On a two-dimensional board with 2n + 1 rows and 2n + 1 columns, all (2n + 1)^2 positions of the board, except the central one, are occupied by toads (T) and frogs (F), as follows.
In the first n rows, the first n + 1 positions are occupied by toads followed by n frogs. In row n + 1, the first n positions are occupied by toads followed by one vacant position (X) followed by n toads. In the last n rows, the first n positions are occupied by n toads followed by n + 1 frogs. For n = 3, this is depicted by the board to left below.
T T T T F F F F F F F T T T T T T T F F F F F F F T T T T T T T F F F F F F F T T T T T T X F F F => F F F X T T T T T T F F F F F F F T T T T T T T F F F F F F F T T T T T T T F F F F F F F T T T T
Toads can move horizontally right or vertically down and frogs can move horizontally left or vertically up. A move can be either a slide to the empty neighboring position or a jump over an opposing creature to the empty position right beyond it. Toads cannot jump over themselves and neither can Frogs.
How many jumps and slides are required for the toads to switch their positions with the frogs as depicted on the right above.
HINT: The puzzle is a two-dimensional version of the Problem 44709: Toads and Frogs Puzzle. It can be solved by applying the algorithm for that puzzle to the middle column. Whenever, a vacant cell is created in the board's row for the first time, switch to exchanging toads and frogs in that row by applying the same algorithm.
T T F T T F T T F T T F T X F X T F F T X F X T F F T T X F X T F F T X F X T F T T F T T F T T F T T F T T T F F T F F T F F T F F T F F T F F T F F T F F T X F Slide 1 Jump 1 Slide 2 Slide 3 Slide 4 Jump 2 Slide 5 Jump 3

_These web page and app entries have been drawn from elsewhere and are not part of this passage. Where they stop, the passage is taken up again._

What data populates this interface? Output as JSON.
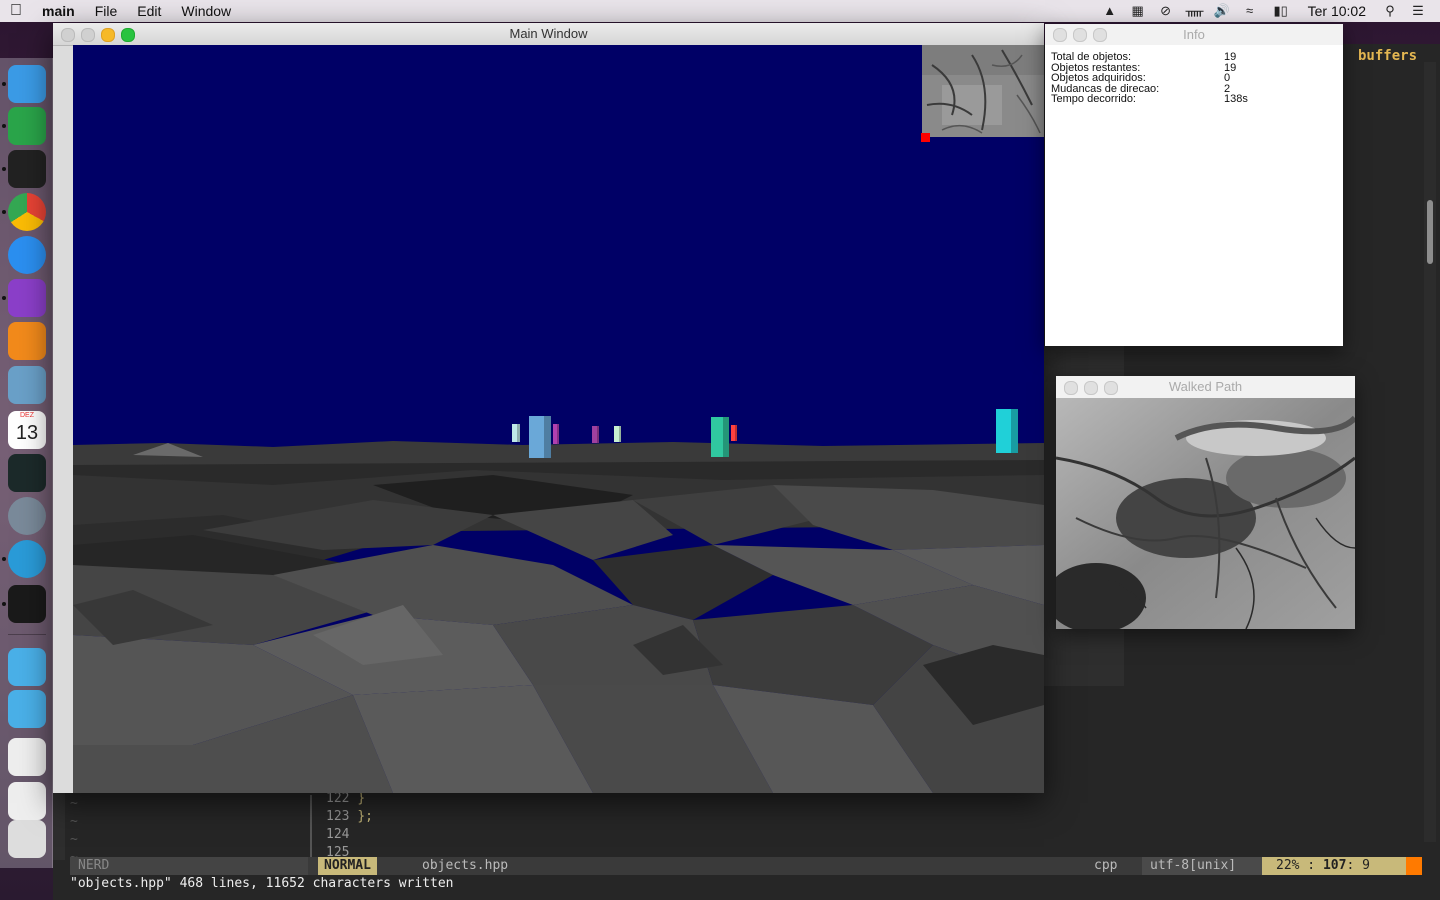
{
  "menubar": {
    "app_name": "main",
    "items": [
      "File",
      "Edit",
      "Window"
    ],
    "clock": "Ter 10:02"
  },
  "dock": {
    "items": [
      {
        "name": "finder",
        "color": "#3b9be6"
      },
      {
        "name": "vim",
        "color": "#2aa54a"
      },
      {
        "name": "terminal",
        "color": "#222222"
      },
      {
        "name": "chrome",
        "color": "#e84335"
      },
      {
        "name": "safari",
        "color": "#2b8ff0"
      },
      {
        "name": "dash",
        "color": "#8b3fc9"
      },
      {
        "name": "vlc",
        "color": "#f28a1b"
      },
      {
        "name": "preview",
        "color": "#6aa0c8"
      },
      {
        "name": "calendar",
        "color": "#ffffff"
      },
      {
        "name": "activity-monitor",
        "color": "#1c2a2a"
      },
      {
        "name": "launchpad",
        "color": "#7a8a9a"
      },
      {
        "name": "markdown",
        "color": "#2a9bd8"
      },
      {
        "name": "exec",
        "color": "#1a1a1a"
      },
      {
        "name": "applications-folder",
        "color": "#4ab0e8"
      },
      {
        "name": "downloads-folder",
        "color": "#4ab0e8"
      },
      {
        "name": "chrome-doc",
        "color": "#eeeeee"
      },
      {
        "name": "document",
        "color": "#eeeeee"
      },
      {
        "name": "trash",
        "color": "#dddddd"
      }
    ],
    "calendar_month": "DEZ",
    "calendar_day": "13"
  },
  "main_window": {
    "title": "Main Window"
  },
  "info_window": {
    "title": "Info",
    "rows": [
      {
        "label": "Total de objetos:",
        "value": "19"
      },
      {
        "label": "Objetos restantes:",
        "value": "19"
      },
      {
        "label": "Objetos adquiridos:",
        "value": "0"
      },
      {
        "label": "Mudancas de direcao:",
        "value": "2"
      },
      {
        "label": "Tempo decorrido:",
        "value": "138s"
      }
    ]
  },
  "walked_path_window": {
    "title": "Walked Path"
  },
  "vim": {
    "buffers_label": "buffers",
    "lines": [
      {
        "num": "122",
        "text": "    }"
      },
      {
        "num": "123",
        "text": "};"
      },
      {
        "num": "124",
        "text": ""
      },
      {
        "num": "125",
        "text": ""
      }
    ],
    "status": {
      "nerd": "NERD",
      "mode": "NORMAL",
      "file": "objects.hpp",
      "filetype": "cpp",
      "encoding": "utf-8[unix]",
      "position_pct": "22% :",
      "position_line": "107",
      "position_col": ":  9"
    },
    "cmdline": "\"objects.hpp\" 468 lines, 11652 characters written"
  },
  "scene_objects": [
    {
      "color": "#bfe8e8"
    },
    {
      "color": "#6aa8d8"
    },
    {
      "color": "#b040b0"
    },
    {
      "color": "#a040a0"
    },
    {
      "color": "#c8f0d0"
    },
    {
      "color": "#30c8a0"
    },
    {
      "color": "#ff4040"
    },
    {
      "color": "#20d0d8"
    }
  ]
}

F F T F F T F F T F F T F T T F T T F T T F X T X T F F T X F X T F T T Slide 6 Jump 4 Slide 7 Slide 8
Therefore, to complete the puzzle for n = 1 requires four jumps and eight slides.

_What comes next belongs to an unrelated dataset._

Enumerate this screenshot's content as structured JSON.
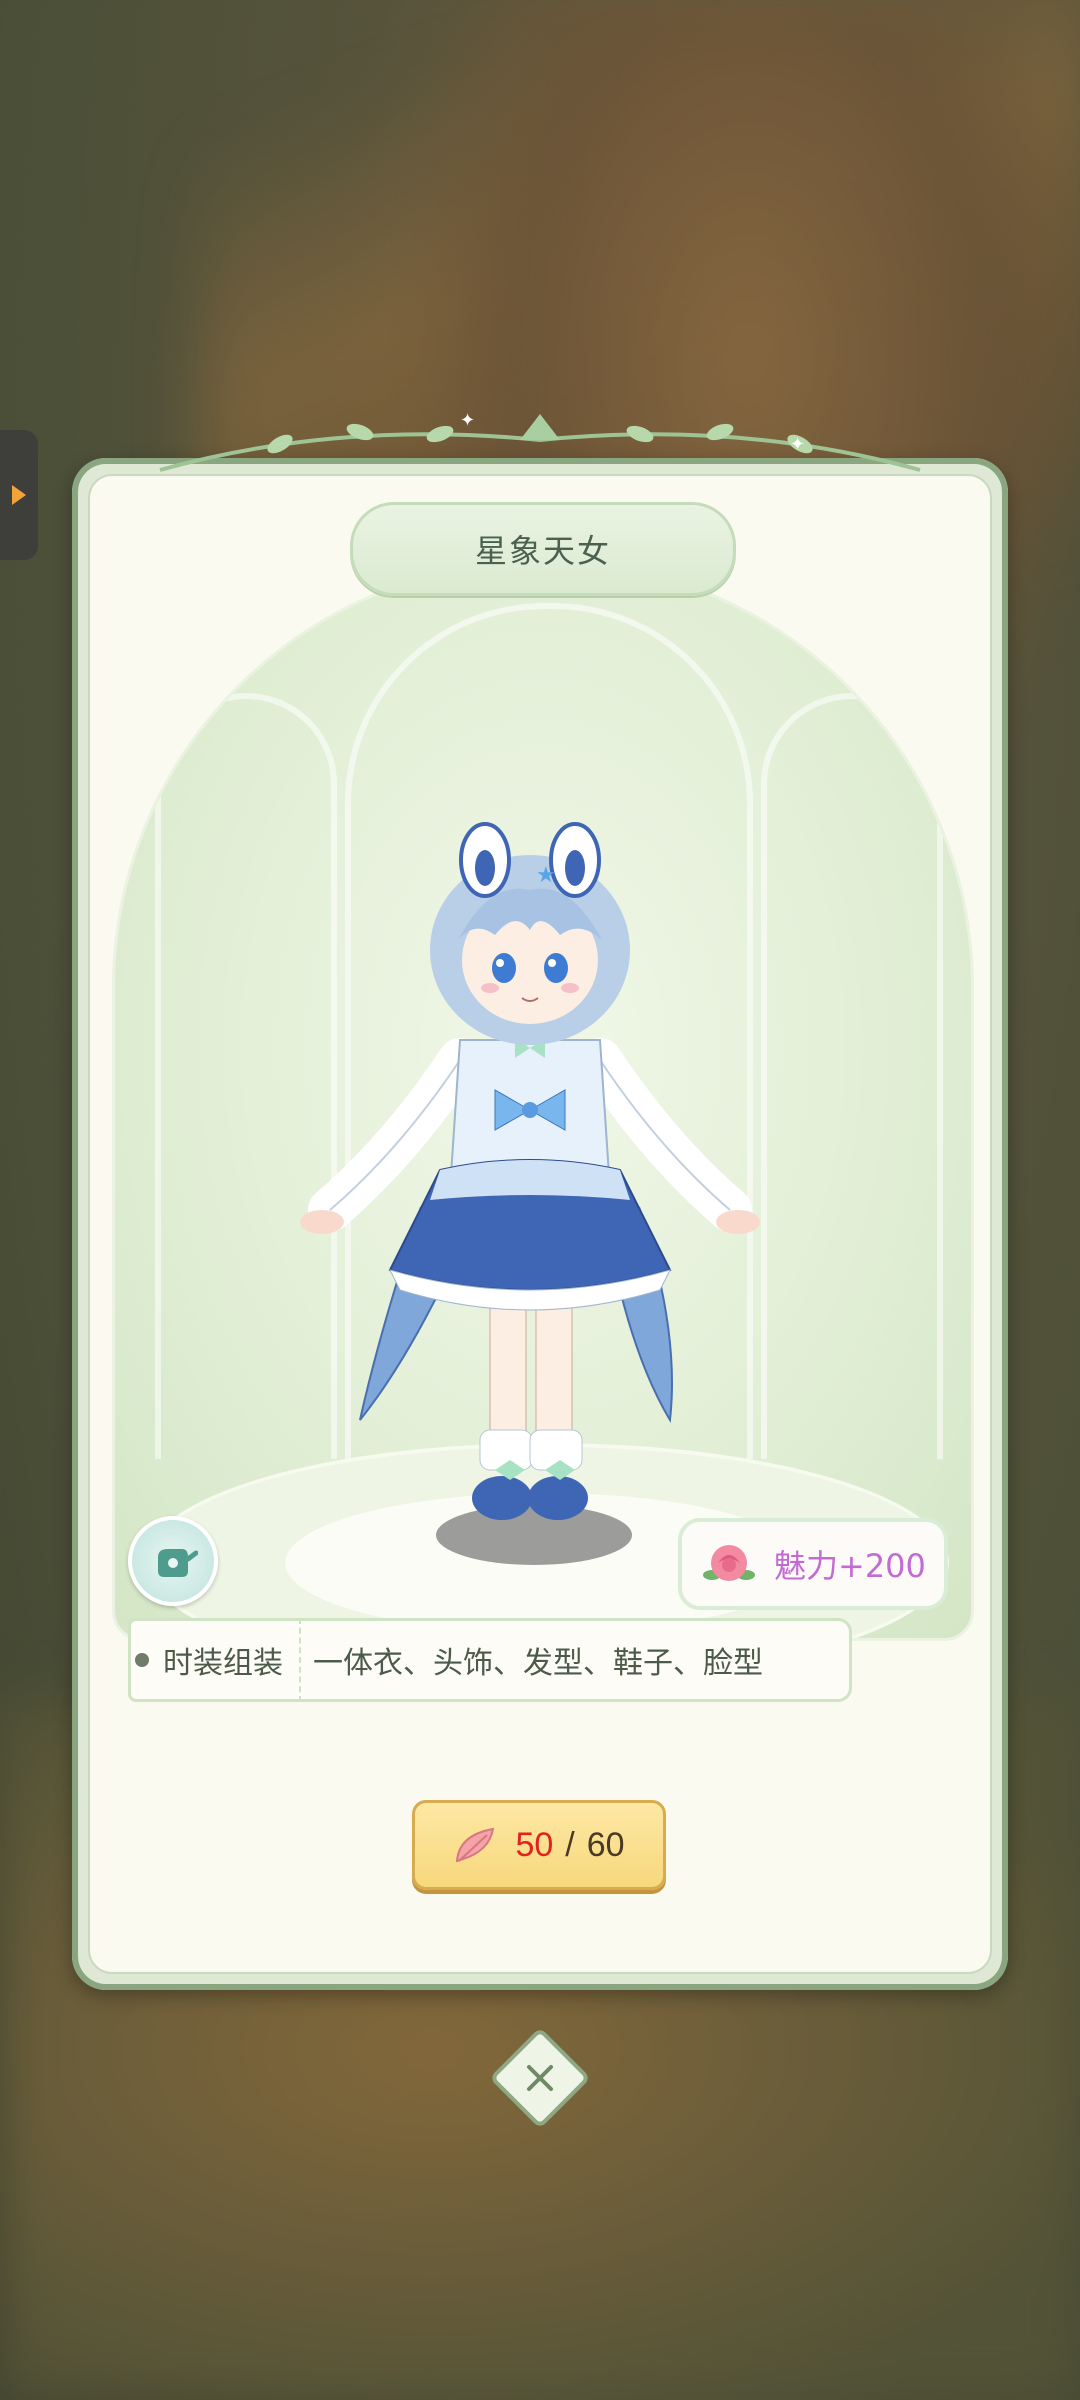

Goodluck!!!
719 Solvers
1026 Solvers
Make an N-dimensional Multiplication Table
106 Solvers
44 Solvers
Find mistyped words in text (mixed-up letters)
40 Solvers